VLF stands for Very Low Frequency and refers to radio waves in the 3 kHz to 30 kHz band. The nice thing about these frequencies is that they can be processed with a normal PC by plugging the antenna (usually with a small amplifier) directly into the computer's sound card.
This page contains a couple of applications that I developed as I needed the functionality. Perhaps they can be of use to someone else as well.
Unless you live in a remote area, you will probably experience mains hum interference when listening to VLF. The interference consists of the 50 Hz component and harmonics generated by the electrical grid. When prototyping a basic antenna amplifier I realized that it would be impossible for me to do any listening at home without some kind of filter. After searching around a bit I figured it would make for a pretty interesting project.
I tried a few different techniques. Syncing and subtracting a generated waveform worked well for the 50 Hz component, but generating the harmonics and matching the amplitude didn't work very well. Applying a series of notch filters had the same problem of finding the right frequencies to reject. A comb filter seems to be used by some, but I never quite liked it. I also tried recording the noise into a buffer long enough to fit one 50 Hz period. This buffer was computed by exponential averaging and subtracted from the signal. This method did show some promise, but was very fragile to small changes. I eventually decided that a more robust method was necessary, even if it meant lower sound quality.

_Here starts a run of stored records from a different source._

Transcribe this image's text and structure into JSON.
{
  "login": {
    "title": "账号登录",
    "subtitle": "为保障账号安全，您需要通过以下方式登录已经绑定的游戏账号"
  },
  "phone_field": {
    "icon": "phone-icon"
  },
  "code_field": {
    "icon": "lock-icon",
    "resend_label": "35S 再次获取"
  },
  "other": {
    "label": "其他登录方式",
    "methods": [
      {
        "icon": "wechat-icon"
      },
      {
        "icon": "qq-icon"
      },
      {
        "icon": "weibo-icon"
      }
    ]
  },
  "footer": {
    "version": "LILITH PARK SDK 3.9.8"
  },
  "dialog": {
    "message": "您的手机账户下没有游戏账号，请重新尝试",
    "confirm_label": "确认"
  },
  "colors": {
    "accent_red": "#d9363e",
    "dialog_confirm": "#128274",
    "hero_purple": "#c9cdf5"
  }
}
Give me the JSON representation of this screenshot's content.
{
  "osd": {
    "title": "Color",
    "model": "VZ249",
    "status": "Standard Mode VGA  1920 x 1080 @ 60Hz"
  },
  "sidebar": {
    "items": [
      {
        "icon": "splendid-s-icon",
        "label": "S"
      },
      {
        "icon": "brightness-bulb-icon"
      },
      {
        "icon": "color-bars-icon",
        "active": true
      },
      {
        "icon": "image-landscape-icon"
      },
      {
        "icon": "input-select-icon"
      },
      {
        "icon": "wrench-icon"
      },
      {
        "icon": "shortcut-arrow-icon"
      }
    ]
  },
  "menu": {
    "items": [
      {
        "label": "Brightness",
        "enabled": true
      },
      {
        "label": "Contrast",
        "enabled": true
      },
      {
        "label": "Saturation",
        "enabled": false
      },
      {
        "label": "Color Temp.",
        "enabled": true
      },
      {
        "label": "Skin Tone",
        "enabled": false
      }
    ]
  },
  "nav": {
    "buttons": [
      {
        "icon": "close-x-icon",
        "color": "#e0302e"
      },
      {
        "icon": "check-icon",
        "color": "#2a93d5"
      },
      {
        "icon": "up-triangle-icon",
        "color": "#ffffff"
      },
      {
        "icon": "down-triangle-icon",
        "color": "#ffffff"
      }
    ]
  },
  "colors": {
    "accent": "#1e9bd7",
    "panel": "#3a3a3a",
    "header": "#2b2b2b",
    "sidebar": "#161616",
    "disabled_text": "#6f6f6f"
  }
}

The result is an application that filters the signal using spectral subtraction, which is a popular technique in the mobile phone industry. Although the filter introduces some artifacts of its own, it is a great improvement over the torture of inducing a constant hum into one's ears.
The filter performs well as long as the noise signal is reasonably clean, one that sounds like hum. A more distorted signal, normally referred to as buzz, with large spikes and discontinuities has proved harder to suppress. Your mileage may vary.

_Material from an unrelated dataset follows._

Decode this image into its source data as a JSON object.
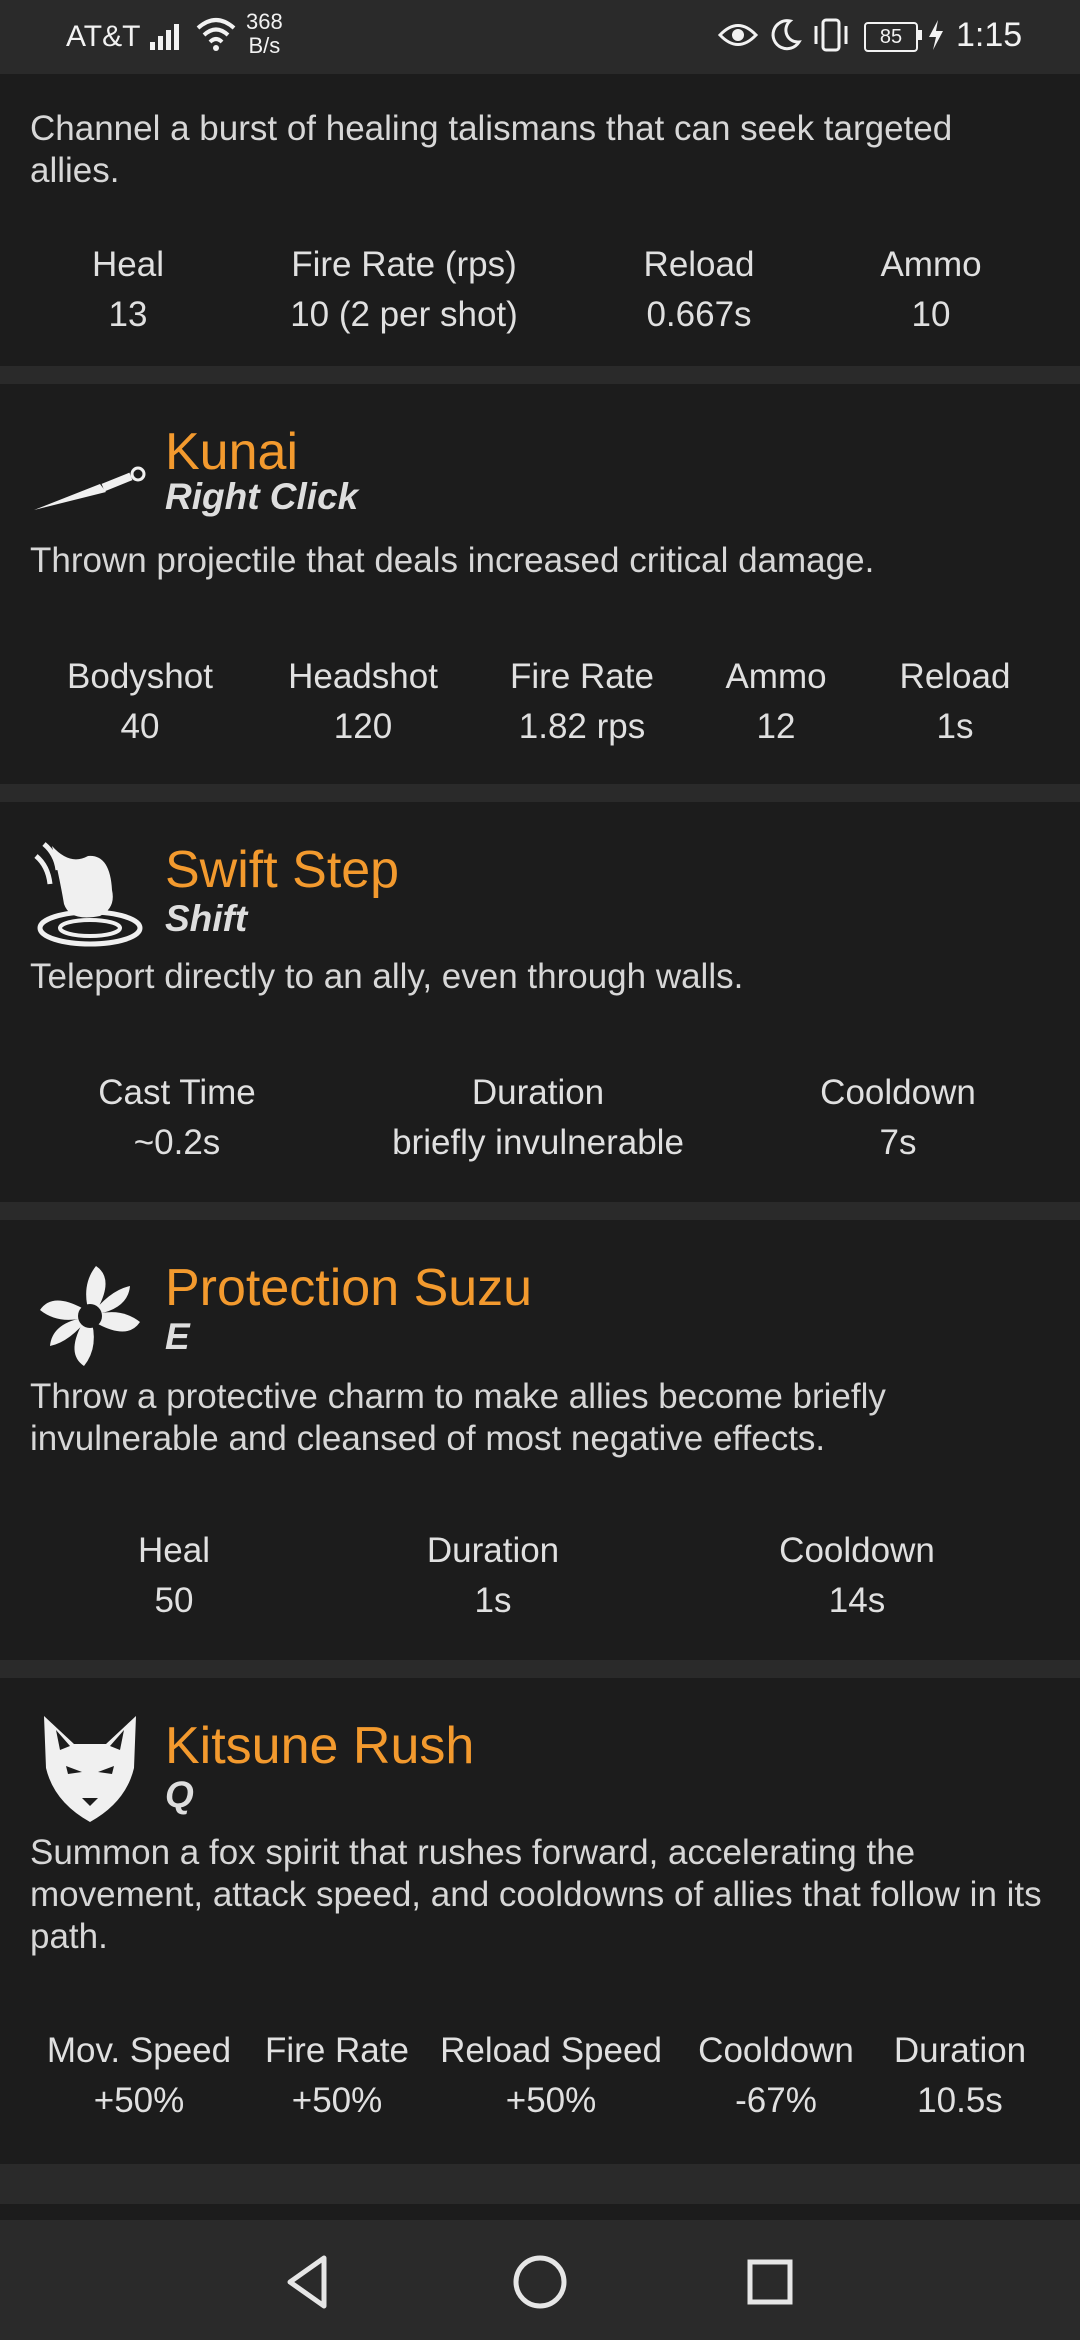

NoHum is available as a Mac OS X application and has been tested with Mac OS X 10.11.
After launching NoHum all you have to do is to select an input channel from the Input pop-up button and a channel to output the filtered signal to from the Output pop-up button. The current sample rate and resolution is displayed for each channel. You can also select a whole device to send the output to which can be convenient when listening using headphones.

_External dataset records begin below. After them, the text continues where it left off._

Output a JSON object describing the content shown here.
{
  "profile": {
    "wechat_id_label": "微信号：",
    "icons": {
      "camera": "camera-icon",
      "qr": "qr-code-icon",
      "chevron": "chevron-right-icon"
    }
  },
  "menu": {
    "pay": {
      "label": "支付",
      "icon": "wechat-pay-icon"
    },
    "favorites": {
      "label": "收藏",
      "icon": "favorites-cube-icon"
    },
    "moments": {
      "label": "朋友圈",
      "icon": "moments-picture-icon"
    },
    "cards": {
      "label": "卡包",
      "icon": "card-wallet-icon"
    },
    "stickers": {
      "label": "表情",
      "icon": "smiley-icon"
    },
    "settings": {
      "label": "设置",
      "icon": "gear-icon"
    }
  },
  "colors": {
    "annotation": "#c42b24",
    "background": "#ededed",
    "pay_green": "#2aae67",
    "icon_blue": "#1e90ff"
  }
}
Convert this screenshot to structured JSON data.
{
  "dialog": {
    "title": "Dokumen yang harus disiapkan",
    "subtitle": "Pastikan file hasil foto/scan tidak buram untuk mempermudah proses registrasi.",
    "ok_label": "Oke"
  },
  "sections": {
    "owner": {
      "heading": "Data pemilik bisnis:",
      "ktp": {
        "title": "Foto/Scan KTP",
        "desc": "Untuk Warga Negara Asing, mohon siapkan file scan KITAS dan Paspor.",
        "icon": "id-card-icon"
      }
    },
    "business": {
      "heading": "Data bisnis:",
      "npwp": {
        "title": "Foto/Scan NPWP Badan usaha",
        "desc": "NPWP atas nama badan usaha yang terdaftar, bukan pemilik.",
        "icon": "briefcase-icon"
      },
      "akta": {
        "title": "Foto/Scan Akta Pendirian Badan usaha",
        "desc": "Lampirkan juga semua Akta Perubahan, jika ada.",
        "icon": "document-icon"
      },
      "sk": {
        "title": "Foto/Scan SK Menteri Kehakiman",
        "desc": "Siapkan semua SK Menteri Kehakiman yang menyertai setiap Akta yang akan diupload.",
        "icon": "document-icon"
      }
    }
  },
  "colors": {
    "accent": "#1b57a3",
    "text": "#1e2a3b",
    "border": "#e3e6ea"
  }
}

Performance can be optimized for your particular signal by adjusting some of the filter's parameters.